"""

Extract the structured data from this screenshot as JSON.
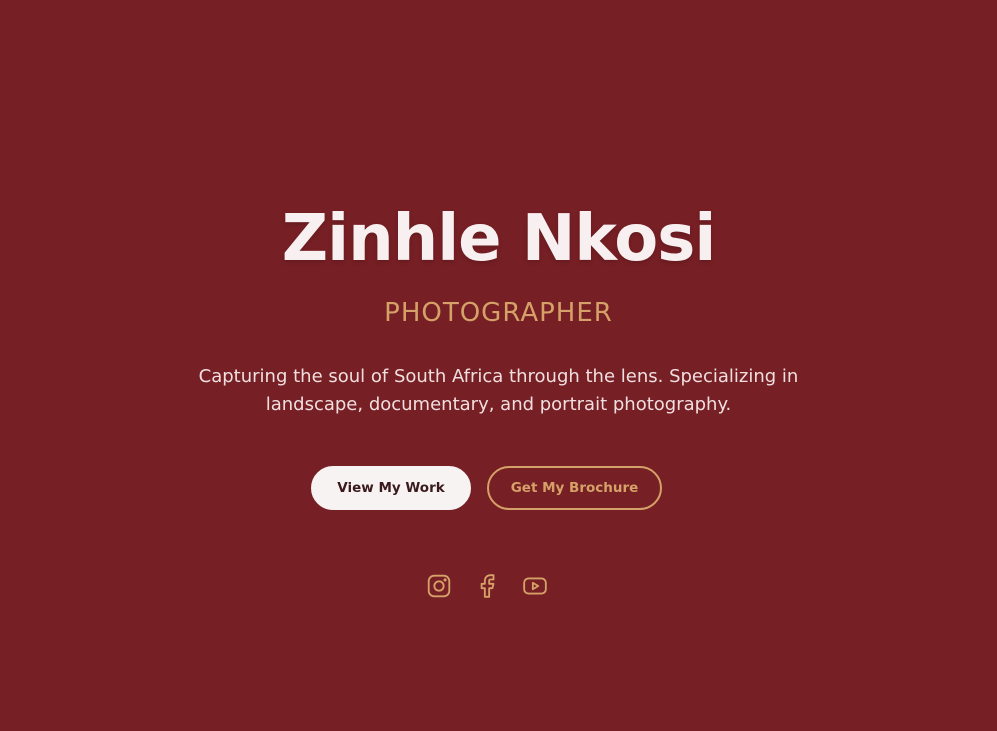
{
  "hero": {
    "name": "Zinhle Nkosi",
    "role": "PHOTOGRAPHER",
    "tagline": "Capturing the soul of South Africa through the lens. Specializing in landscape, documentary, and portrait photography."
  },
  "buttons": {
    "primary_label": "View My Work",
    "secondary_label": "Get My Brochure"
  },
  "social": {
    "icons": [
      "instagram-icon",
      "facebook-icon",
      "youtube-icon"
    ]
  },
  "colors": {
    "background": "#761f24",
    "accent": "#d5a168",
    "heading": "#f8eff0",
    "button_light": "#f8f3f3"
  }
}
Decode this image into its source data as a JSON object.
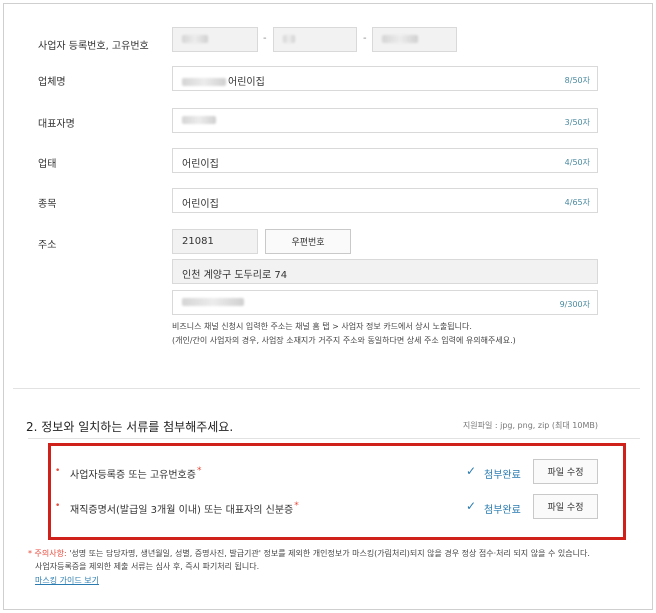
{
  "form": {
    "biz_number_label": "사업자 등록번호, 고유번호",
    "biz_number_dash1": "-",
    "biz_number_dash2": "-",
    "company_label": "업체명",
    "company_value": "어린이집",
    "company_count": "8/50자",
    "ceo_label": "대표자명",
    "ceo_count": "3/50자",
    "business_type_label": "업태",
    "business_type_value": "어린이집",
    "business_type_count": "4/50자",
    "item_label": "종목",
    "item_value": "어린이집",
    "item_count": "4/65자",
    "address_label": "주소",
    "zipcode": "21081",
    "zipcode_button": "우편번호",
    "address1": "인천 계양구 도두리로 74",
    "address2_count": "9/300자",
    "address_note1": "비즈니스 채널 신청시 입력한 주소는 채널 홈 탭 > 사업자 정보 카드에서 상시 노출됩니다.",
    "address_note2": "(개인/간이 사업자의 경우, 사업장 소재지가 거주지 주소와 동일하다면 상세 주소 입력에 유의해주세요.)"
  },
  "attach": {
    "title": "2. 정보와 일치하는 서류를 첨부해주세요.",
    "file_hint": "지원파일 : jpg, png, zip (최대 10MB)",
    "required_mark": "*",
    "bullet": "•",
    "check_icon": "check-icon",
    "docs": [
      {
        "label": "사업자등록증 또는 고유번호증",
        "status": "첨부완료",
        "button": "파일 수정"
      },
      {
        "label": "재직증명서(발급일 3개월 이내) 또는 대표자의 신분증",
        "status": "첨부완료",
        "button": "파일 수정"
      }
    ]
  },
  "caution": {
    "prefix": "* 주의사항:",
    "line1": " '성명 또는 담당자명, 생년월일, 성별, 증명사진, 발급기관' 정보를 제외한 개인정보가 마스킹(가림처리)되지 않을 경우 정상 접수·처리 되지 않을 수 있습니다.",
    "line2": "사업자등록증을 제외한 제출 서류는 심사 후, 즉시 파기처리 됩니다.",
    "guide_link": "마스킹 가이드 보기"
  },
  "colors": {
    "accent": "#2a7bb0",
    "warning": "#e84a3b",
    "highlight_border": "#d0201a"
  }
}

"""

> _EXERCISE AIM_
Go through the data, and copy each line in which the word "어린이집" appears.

> _WRITTEN RESPONSE_
    "company_value": "어린이집",
    "business_type_value": "어린이집",
    "item_value": "어린이집",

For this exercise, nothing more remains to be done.